# Your goal
Which of the lines in the data below contain the string "Спецификация"? Copy each of them.

# Data provided
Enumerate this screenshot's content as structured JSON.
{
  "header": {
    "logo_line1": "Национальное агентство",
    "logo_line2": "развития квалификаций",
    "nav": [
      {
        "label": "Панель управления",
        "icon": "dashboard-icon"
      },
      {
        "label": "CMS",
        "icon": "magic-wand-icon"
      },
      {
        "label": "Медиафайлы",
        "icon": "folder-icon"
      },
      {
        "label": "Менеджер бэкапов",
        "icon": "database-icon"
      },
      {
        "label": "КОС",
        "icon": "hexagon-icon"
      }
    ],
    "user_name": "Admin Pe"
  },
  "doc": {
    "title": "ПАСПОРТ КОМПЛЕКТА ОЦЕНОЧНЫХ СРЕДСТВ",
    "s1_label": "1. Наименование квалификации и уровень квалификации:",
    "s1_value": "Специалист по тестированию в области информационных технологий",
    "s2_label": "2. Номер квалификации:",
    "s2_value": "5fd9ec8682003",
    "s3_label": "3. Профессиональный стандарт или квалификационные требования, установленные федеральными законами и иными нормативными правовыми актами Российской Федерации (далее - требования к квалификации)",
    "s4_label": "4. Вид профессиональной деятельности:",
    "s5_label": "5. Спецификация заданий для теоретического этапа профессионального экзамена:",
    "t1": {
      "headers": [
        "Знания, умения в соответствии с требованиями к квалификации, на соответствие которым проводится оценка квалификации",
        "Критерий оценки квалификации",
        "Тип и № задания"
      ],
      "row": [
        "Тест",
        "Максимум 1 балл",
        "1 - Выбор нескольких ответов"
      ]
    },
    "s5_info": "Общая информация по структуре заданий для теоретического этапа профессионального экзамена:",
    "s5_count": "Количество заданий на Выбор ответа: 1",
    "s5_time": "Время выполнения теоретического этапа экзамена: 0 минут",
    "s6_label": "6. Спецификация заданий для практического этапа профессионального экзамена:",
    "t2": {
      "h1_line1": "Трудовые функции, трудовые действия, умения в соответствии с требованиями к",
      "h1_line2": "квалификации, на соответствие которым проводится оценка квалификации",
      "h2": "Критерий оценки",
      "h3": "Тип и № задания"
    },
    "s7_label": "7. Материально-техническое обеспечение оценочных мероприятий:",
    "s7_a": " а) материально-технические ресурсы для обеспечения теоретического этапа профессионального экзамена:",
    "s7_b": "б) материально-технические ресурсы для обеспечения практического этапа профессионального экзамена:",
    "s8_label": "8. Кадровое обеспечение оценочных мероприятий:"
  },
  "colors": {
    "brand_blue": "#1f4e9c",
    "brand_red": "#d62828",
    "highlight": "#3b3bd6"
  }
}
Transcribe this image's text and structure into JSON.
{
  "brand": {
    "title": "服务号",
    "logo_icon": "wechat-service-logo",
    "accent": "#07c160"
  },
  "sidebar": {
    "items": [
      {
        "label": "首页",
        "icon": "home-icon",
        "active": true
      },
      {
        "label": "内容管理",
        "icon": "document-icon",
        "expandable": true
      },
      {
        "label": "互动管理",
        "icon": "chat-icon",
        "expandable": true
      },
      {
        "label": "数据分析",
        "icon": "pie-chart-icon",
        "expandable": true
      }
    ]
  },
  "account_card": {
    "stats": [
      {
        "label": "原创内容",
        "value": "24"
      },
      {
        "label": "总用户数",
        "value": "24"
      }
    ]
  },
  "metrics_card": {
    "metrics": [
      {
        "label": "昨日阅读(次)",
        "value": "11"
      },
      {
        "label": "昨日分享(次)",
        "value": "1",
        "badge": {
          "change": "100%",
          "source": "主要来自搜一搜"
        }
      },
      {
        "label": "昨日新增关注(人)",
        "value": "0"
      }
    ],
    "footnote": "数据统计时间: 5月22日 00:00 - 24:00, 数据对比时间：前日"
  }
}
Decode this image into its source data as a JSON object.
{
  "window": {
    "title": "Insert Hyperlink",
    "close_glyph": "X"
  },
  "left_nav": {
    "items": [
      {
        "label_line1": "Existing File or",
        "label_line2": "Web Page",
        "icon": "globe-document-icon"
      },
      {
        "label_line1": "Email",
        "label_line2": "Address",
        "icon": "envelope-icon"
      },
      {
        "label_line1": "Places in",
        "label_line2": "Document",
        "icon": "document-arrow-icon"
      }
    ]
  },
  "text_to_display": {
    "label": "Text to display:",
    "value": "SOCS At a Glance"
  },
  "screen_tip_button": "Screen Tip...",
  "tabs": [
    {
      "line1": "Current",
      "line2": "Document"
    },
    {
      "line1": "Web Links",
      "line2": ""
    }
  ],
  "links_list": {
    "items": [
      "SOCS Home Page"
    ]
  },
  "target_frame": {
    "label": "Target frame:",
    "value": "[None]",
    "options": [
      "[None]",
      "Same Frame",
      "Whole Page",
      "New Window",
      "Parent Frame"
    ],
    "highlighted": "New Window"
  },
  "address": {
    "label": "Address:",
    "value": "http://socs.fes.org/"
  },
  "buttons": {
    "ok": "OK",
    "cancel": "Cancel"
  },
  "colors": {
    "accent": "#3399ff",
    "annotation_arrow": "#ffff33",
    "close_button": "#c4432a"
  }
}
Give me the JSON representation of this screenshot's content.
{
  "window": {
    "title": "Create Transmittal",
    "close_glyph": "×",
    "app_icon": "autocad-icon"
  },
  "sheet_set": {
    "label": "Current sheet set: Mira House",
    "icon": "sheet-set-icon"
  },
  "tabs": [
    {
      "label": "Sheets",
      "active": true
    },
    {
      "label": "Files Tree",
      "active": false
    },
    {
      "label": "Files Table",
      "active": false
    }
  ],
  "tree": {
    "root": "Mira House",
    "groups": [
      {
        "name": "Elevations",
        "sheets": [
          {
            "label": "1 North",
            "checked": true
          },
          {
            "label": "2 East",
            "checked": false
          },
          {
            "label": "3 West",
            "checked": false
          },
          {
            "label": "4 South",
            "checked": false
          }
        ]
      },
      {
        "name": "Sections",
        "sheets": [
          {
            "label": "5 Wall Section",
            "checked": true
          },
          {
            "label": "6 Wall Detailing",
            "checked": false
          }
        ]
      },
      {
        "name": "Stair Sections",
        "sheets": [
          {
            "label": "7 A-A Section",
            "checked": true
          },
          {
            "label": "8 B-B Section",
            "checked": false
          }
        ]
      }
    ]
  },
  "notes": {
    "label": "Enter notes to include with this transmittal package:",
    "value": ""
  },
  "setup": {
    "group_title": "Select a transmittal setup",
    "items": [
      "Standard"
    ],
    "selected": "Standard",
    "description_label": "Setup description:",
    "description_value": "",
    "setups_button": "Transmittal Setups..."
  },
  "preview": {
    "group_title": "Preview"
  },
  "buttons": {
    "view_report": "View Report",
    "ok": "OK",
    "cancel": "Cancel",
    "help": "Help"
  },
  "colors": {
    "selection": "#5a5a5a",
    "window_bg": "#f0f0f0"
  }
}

# Answer below
    "s5_label": "5. Спецификация заданий для теоретического этапа профессионального экзамена:",
    "s6_label": "6. Спецификация заданий для практического этапа профессионального экзамена:",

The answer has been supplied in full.